Councils and housing associations should provide homes in areas where there are higher earners, a government-commissioned review says.
Social housing tenants are more likely to be unemployed
Professor John Hills also proposes spare land on council estates should be used to build private homes.
This would provide a better social mix - at the moment half of social housing is in the poorest 20% places, he said.
But he said ending security of tenure would be "very unhelpful" and tenants should be "incentivised" to move on,
The government has said there are "no plans" to end the role of social housing as a "safety net".
But it expects pressures on social housing to grow, with more single people needing homes and, as the gap between house prices and incomes grows, fewer tenants buying their own homes.
The type of council tenant has changed, the report found, with more likely to be on very low incomes, or not in work at all.
People of working age in social housing were twice as likely to be unemployed than the average person - partly due to the "neighbourhood effects" of living in deprived areas, such as welfare dependency and the difficulty of moving house.
Professor Hills, from the London School of Economics, said social housing played a "crucial role" in the lives of 4m households.
"But the evidence is that we are not realising its full potential," he said.
Social housing had been intended to avoid having "rich people on one side of the tracks and poorer people on the other side of the tracks", he said.
But communities had become polarised over the decades.
He argued that private estates had gained from social landlords moving in and renovating run-down properties.
"This isn't a one-way thing," he said. "And it's healthy - in the way society works - for there to be a mix."
And he said in some cases, there was no alternative but to rebuild the worst estates, although it was costly and caused much upheaval.
He also called for more choice for social housing tenants, including more help for them to buy their own homes and regular reviews of their circumstances, to see if they were able to buy a stake in their homes.

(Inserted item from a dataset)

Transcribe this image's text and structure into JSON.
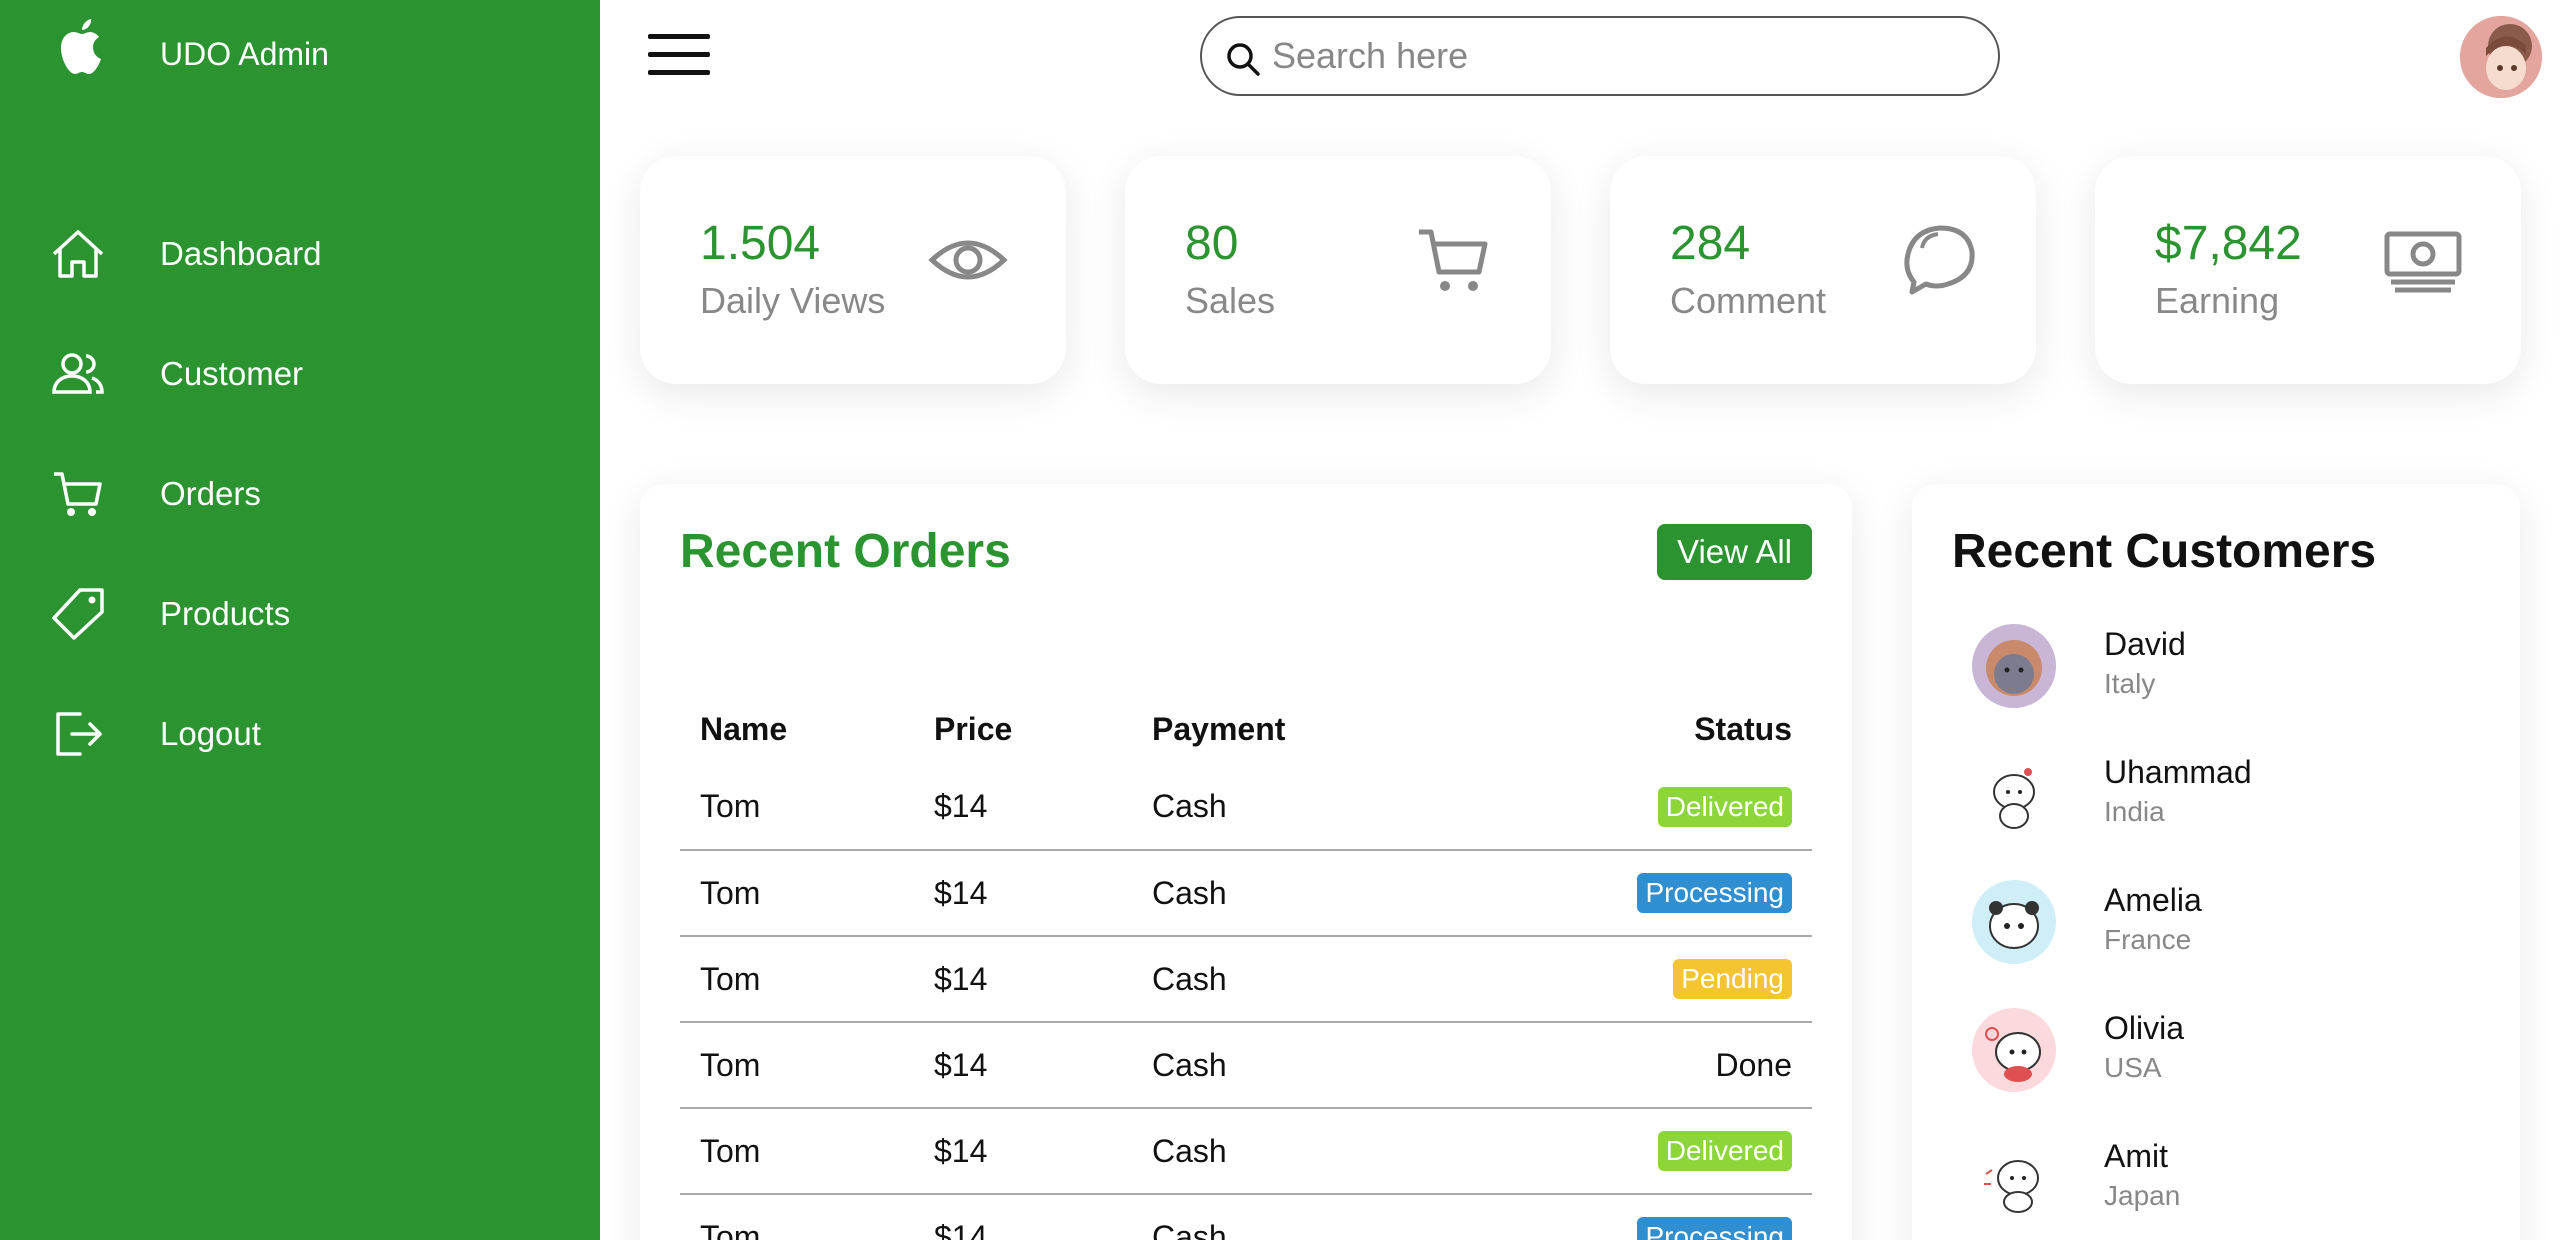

But he said tenants needed to be encouraged, not forced to move on.
"A threat to the security of tenure of existing tenants who have taken it for granted would be controversial, to say the least," he said.
"It would also have some side effects which could reinforce some of the key problems."
The government says it wants to expand the opportunity of home ownership to more social housing tenants.
Responding to the report, Communities Secretary Ruth Kelly said building more social housing was a priority.
But she added: "The Hills review confronts us with other challenges: how can social housing be even better at achieving the twin goals of providing support to those who most need it while also equipping people to progress and get on with their lives".
The Conservatives say the current system for selling council homes to tenants was "needlessly bureaucratic".
For the Liberal Democrats communities spokesman Andrew Stunell said: "The government has taken 500,000 homes out of the social housing sector, and now, surprise, surprise, there are an extra 500,000 families on council waiting lists.
"Changing security of tenure is simply rearranging the deckchairs whilst the ship sinks. This government must build more social homes now."